March 28, 2011 Leave a comment
There are a lot of different ways to participate in PvP in EVE Online. Dependent on the sector of space you’re living in, you need to adjust your style and be cognizant of the rules of space you are currently in. For players living in null-sec space, conflict is never further than your desire to engage a target. In contrast, in high-sec space, there are rules to engagement, and similarly, enforcement of said rules. The enforcers are known as CONCORD. The sectors of space that CONCORD technically protects are 1.0 down to 0.1. However once a player goes below 0.5 space, no CONCORD patrols will come to kill aggressors, and their presence is found only in the nature of sentry guns around some stations and stargates. Additionally, aggression in ANY sector of space from 1.0 to 0.1 will result in a negative impact to your security status, which affects your ability to travel in hi-sec space without getting popped by the police.
Because of this reality in high-sec space, the only safe way to kill someone is if they get flagged for it. There are a couple of ways to make this happen. The easiest, most blanket way to get aggression rights on another player is to be at war with their corporation. This means that you can attack them wherever you see them, without concern or worry of the po-po stepping in. However, war-dec’ing another corporation costs money per week, and the CEO (guildleader) or the corporation (guild) of players is made aware of it 24 hours before conflicts can legally ensue. So, aggression and conflict can be had at any point, anywhere, but there is very little element of surprise.
The second way, is to somehow trick a person into getting flagged to attack you. Essentially, you have to play as an underhanded, sneaky, dastardly bastard to make this happen. There is no honor, or chivalry in this, it is purely about getting a kill, and is widely accepted behavior by players of EVE (which is something I really enjoy about the game). However, these ways don’t always work, and in some cases can be extremely boring to do. One of the most direct, but also least successful, methods, is to target lock another ship, which alerts the other player what is happening. This can cause new players, or inexperienced care-bears to return lock and start opening fire – giving you the freedom to respond with what should be much deadlier force.

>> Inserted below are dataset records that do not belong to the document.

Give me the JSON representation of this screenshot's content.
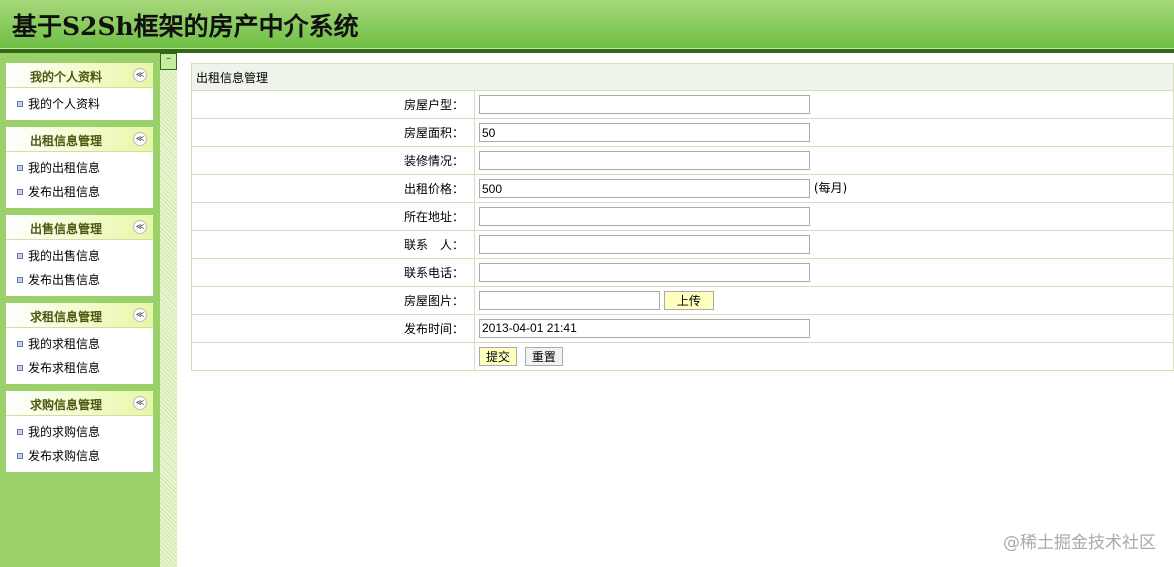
{
  "header": {
    "title": "基于S2Sh框架的房产中介系统"
  },
  "sidebar": {
    "panels": [
      {
        "title": "我的个人资料",
        "items": [
          "我的个人资料"
        ]
      },
      {
        "title": "出租信息管理",
        "items": [
          "我的出租信息",
          "发布出租信息"
        ]
      },
      {
        "title": "出售信息管理",
        "items": [
          "我的出售信息",
          "发布出售信息"
        ]
      },
      {
        "title": "求租信息管理",
        "items": [
          "我的求租信息",
          "发布求租信息"
        ]
      },
      {
        "title": "求购信息管理",
        "items": [
          "我的求购信息",
          "发布求购信息"
        ]
      }
    ],
    "collapse_glyph": "≪",
    "toggle_glyph": "–"
  },
  "form": {
    "title": "出租信息管理",
    "fields": [
      {
        "label": "房屋户型：",
        "value": ""
      },
      {
        "label": "房屋面积：",
        "value": "50"
      },
      {
        "label": "装修情况：",
        "value": ""
      },
      {
        "label": "出租价格：",
        "value": "500",
        "suffix": "(每月)"
      },
      {
        "label": "所在地址：",
        "value": ""
      },
      {
        "label": "联系　人：",
        "value": ""
      },
      {
        "label": "联系电话：",
        "value": ""
      },
      {
        "label": "房屋图片：",
        "value": "",
        "button": "上传"
      },
      {
        "label": "发布时间：",
        "value": "2013-04-01 21:41"
      }
    ],
    "submit": "提交",
    "reset": "重置"
  },
  "watermark": "@稀土掘金技术社区"
}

Another common trick is to fly between asteroid belts where a player has been killing pirates, an activity known as ‘ratting’, and to salvage the wrecks of their kills. It’s best to do this when they are sitting in the belt and can see you doing this. In EVE, it is illegal to take items from another players kill, except under specific circumstances, but it is NOT illegal to salvage the wreck of their kill. Novice players may not realize this distinction, and either by being angry or under a false-belief of freedom, open fire on the salvager. This lets you (hopefully) fly away to a station where your combat ship is stashed, and then come back and extract sweet vengeance on the foolish noob. This method is about equally effective as the first in my experience, but it at least is more active and if you are unlucky, you may make some extra cash out of your efforts, so your time isn’t completely wasted.
A third, and, very common tactic, is called “seeding”. This is probably one of least fun methods for me, but it’s also pretty effective. The plan, is to fly between various asteroid belts ratting, and leaving the wrecks behind. Full of their phat lewts, enticing a player to put their grubby claws over the irresistible contents. If you’ll remember from the previous paragraph, theft is illegal in EVE, and gives the “owner” of the loot the right to attack the other player. So, as you fly from belt to belt, leaving behind seeds of potential conflict, you keep your eye on the local chat window, to see if any names appear with a red-skull-square. If that happens, you know someone took the bait, and all that remains is tracking them down to take the hand of the dirty thief.
There are a lot of different ways to engage in PvP combat in EVE, and it’s a completely different approach to what WAR provided. It’s work at times, but also can feel more rewarding. When a target who jumps away before you could scramble their warp drive, and you then chase them down multiple systems to finally get a kill, it’s a great thrill and a high that you don’t find often in other PvP games. It’s impactful and takes effort, making each success more valuable.